Published by Aurum Press ISBN 978-1-78131-604-7
Reviewed by Spencer Hill
Flora: The Graphic Book of the Garden is a book about gardening, as you would expect from that title. Written by the Chief Horticultural Advisor to the Royal Horticultural Society, Guy Barter, it is a comprehensive practical guide to caring for your garden. Split into six sections it details everything you need to know, including Planning, Planting, Choosing, Vegetables & Herbs, Fruit & Vines and Practicalities. As someone who has occasionally got his soft illustrator’s hands dirty in the past, I can tell you that the advice is clearly laid out and very interesting reading.
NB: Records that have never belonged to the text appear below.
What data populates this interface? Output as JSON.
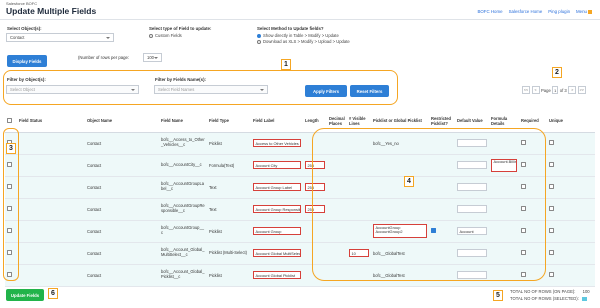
{
  "header": {
    "brand": "Salesforce BOFC",
    "title": "Update Multiple Fields",
    "links": [
      "BOFC Home",
      "Salesforce Home",
      "Ping plugin",
      "Menu"
    ]
  },
  "controls": {
    "select_objects_label": "Select Object(s):",
    "select_objects_value": "Contact",
    "field_type_label": "Select type of Field to update:",
    "field_type_option": "Custom Fields",
    "method_label": "Select Method to Update fields?",
    "method_options": [
      "Show directly in Table > Modify > Update",
      "Download as XLS > Modify > Upload > Update"
    ],
    "rows_per_page_label": "(Number of rows per page:",
    "rows_per_page_value": "100",
    "display_fields_button": "Display Fields"
  },
  "filters": {
    "by_objects_label": "Filter by Object(s):",
    "by_objects_placeholder": "Select Object",
    "by_names_label": "Filter by Fields Name(s):",
    "by_names_placeholder": "Select Field Names",
    "apply_button": "Apply Filters",
    "reset_button": "Reset Filters"
  },
  "pager": {
    "first": "<<",
    "prev": "<",
    "page_label": "Page",
    "page_value": "1",
    "of_label": "of 3",
    "next": ">",
    "last": ">>"
  },
  "table": {
    "columns": [
      "",
      "Field Status",
      "Object Name",
      "Field Name",
      "Field Type",
      "Field Label",
      "Length",
      "Decimal Places",
      "# Visible Lines",
      "Picklist or Global Picklist",
      "Restricted Picklist?",
      "Default Value",
      "Formula Details",
      "Required",
      "Unique"
    ],
    "rows": [
      {
        "object": "Contact",
        "name": "bofc__Access_to_Other_Vehicles__c",
        "type": "Picklist",
        "label": "Access to Other Vehicles",
        "length": "",
        "decimal": "",
        "lines": "",
        "picklist": "bofc__Yes_no",
        "restricted": false,
        "default": "",
        "formula": ""
      },
      {
        "object": "Contact",
        "name": "bofc__AccountCity__c",
        "type": "Formula(Text)",
        "label": "Account City",
        "length": "255",
        "decimal": "",
        "lines": "",
        "picklist": "",
        "restricted": false,
        "default": "",
        "formula": "Account.BillingCity"
      },
      {
        "object": "Contact",
        "name": "bofc__AccountGroupLabel__c",
        "type": "Text",
        "label": "Account Group Label",
        "length": "255",
        "decimal": "",
        "lines": "",
        "picklist": "",
        "restricted": false,
        "default": "",
        "formula": ""
      },
      {
        "object": "Contact",
        "name": "bofc__AccountGroupResponsible__c",
        "type": "Text",
        "label": "Account Group Responsible",
        "length": "255",
        "decimal": "",
        "lines": "",
        "picklist": "",
        "restricted": false,
        "default": "",
        "formula": ""
      },
      {
        "object": "Contact",
        "name": "bofc__AccountGroup__c",
        "type": "Picklist",
        "label": "Account Group",
        "length": "",
        "decimal": "",
        "lines": "",
        "picklist": "AccountGroup AccountGroup2",
        "restricted": true,
        "default": "Account",
        "formula": ""
      },
      {
        "object": "Contact",
        "name": "bofc__Account_Global_MultiSelect__c",
        "type": "Picklist (Multi-Select)",
        "label": "Account Global MultiSelect",
        "length": "",
        "decimal": "",
        "lines": "10",
        "picklist": "bofc__GlobalTest",
        "restricted": false,
        "default": "",
        "formula": ""
      },
      {
        "object": "Contact",
        "name": "bofc__Account_Global_Picklist__c",
        "type": "Picklist",
        "label": "Account Global Picklist",
        "length": "",
        "decimal": "",
        "lines": "",
        "picklist": "bofc__GlobalTest",
        "restricted": false,
        "default": "",
        "formula": ""
      }
    ]
  },
  "footer": {
    "update_button": "Update Fields",
    "total_on_page_label": "TOTAL NO OF ROWS (ON PAGE):",
    "total_on_page_value": "100",
    "total_selected_label": "TOTAL NO OF ROWS (SELECTED):",
    "selected_color": "#5ec8e0"
  },
  "callouts": [
    "1",
    "2",
    "3",
    "4",
    "5",
    "6"
  ],
  "colors": {
    "accent": "#2e7fd6",
    "success": "#22b34a",
    "callout": "#f5a623",
    "row_bg": "#eef9f9",
    "error_border": "#d6403a"
  }
}
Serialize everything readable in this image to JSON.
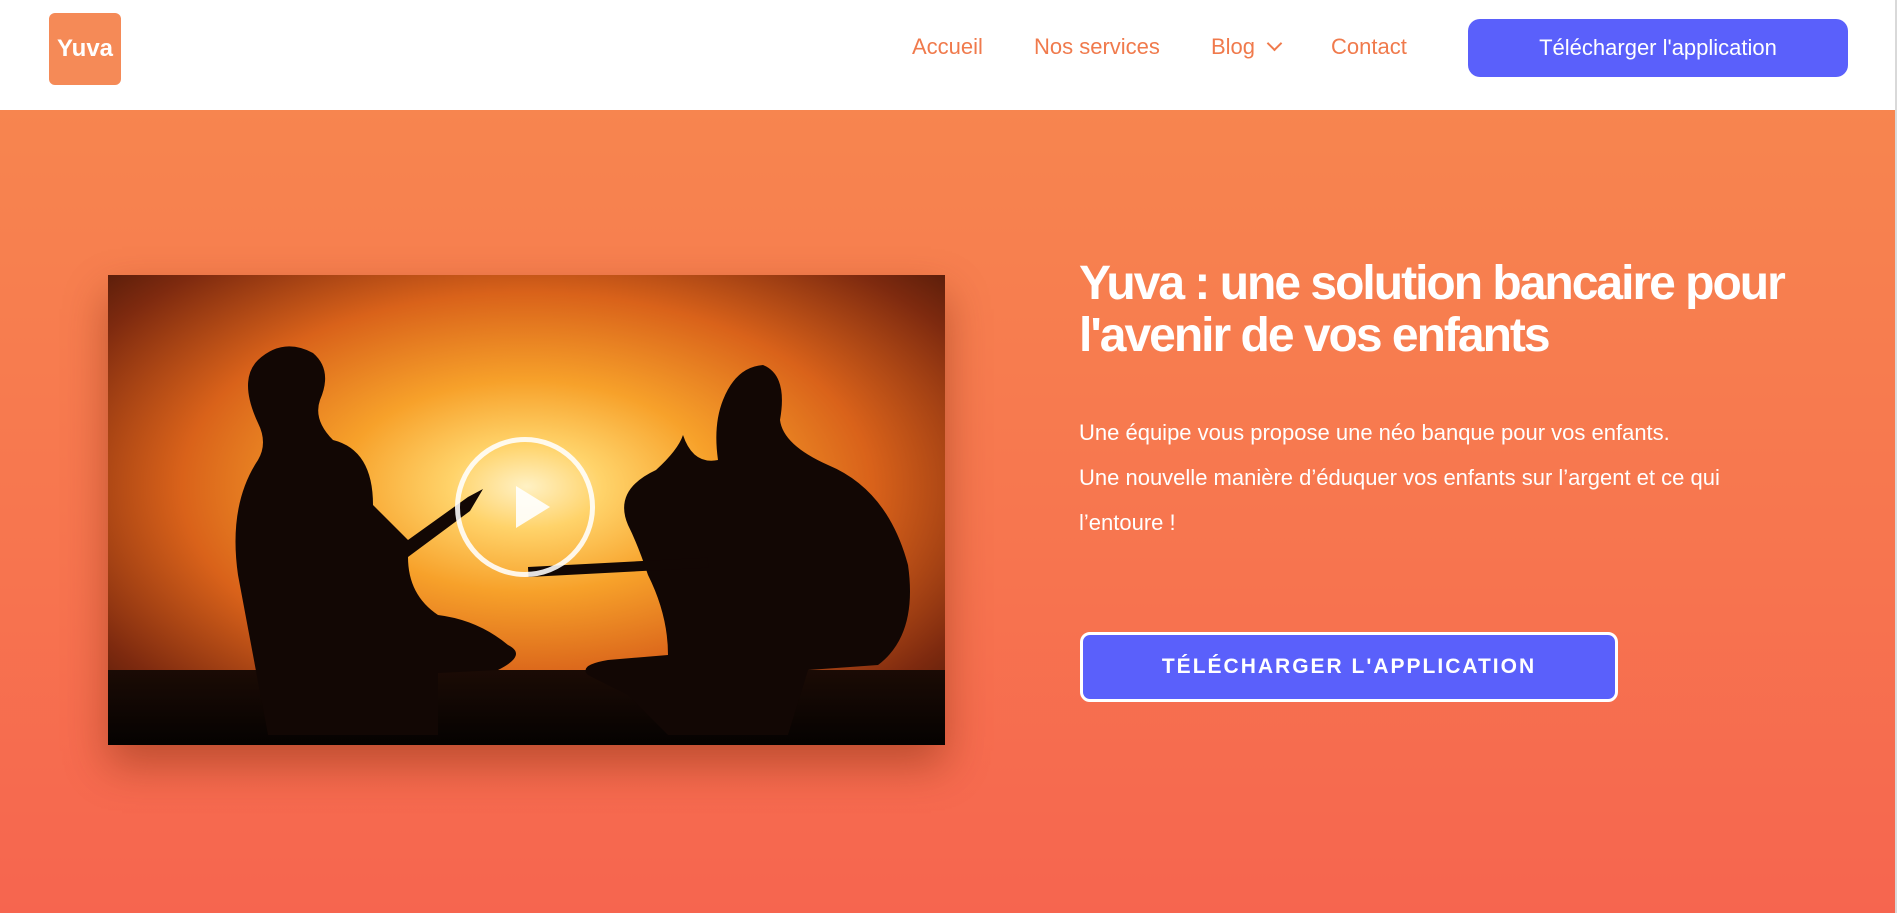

The illustrations have been produced by Sam Falconer, and there are 100 wonderful colour illustrations within to enjoy. Everything from flowers and fruits to tools to shapes created from illustrated manure. It’s all here, and it is all achieved with a superb blend of technical accuracy and artistic creativity. I contacted Sam to ask him about his experiences whilst illustrating this book.
Spencer: How did you come to work on it? How long did it take? How was it for you?
Sam: My agent Laura at Début Art contacted me to arrange a meeting with Melissa at Quarto publishing. Melissa had seen a few nature themed pieces from my portfolio and thought they could work well for the project. I knew from the outset it would be a very time consuming job but after a brief period of hesitation I decided to take the plunge!
The project took just over a year from the meeting to having final sign off and it was easily the largest single project I have worked on to date. Initially the prospect of working on the same type of imagery for such a long time was daunting, however I was given a lot of freedom on how to arrange each page, which did allow for experimentation throughout. This kept things interesting for me although you’ll notice a few recycled layouts here and there!
Of course with any project like this there will always be times of stress and self doubt but I was determined to keep a regular check on things and keep to the milestone deadlines we agreed. We more or less managed this and avoided too many crunch moments thankfully. I certainly find it hard to believe when flicking through the book now that it managed to get completed in such a relatively short time! I think that with a different author and publisher it could have been very arduous, but Melissa and Guy were great to work with.
Spencer: Your style is described in the press release for the book as ‘digital collage’. Could you tell us more about how you work and how you applied it to Flora?
Sam: My process would usually start with finding public domain imagery and references for the specific plants before arranging them into the layout that I had scribbled down previously. This would all be done in Photoshop which is where I do the vast majority of my work nowadays. Once that was cleared by Melissa I’d then polish everything up on my desktop before taking each spread on to my iPad for some additional colouring and highlights.
Spencer: I have two favourite illustrations in the book; Aspect on pages 10 &11 and Lawn on page 47. Do you have an illustration you are particularly pleased with?
Sam: Thank you! Yes I was pleased with Ferns and Wildflowers. I also still like the cover and endpapers. But as time goes on this may change.
Spencer: Working on large projects like this is time consuming, and I find that it limits my creativity for personal work. What was the last creative project you did just for fun, and what inspired it?
Sam: Yes absolutely. I found that was one of the toughest parts of the process. The last piece I did just for fun was I believe ‘Boy’ here I had wanted to branch out of human heads for a while and push the painting side of things a little, so this gave my an excuse to do that. And of course draw a dog!
Spencer: Finally, what Illustration projects are you working on at the moment?
Sam: I have just finished an interesting piece for New Scientist magazine and am now working on a series of pieces looking at anxiety for Kenyon College’s alumni magazine. I have also been fortunate enough to book in my first solo exhibition for April, so I have been busy working away on that. This is both scary and exciting!
If you like the look of Sam’s work and you have even a passing interest in gardening then this book is for you. It is also a gorgeous product and produced to a high standard so it would make a wonderful gift for the gardener in your life. I recommend it, and you can read it in the warmth of your home without blisters from shovels or getting dirt under your nails.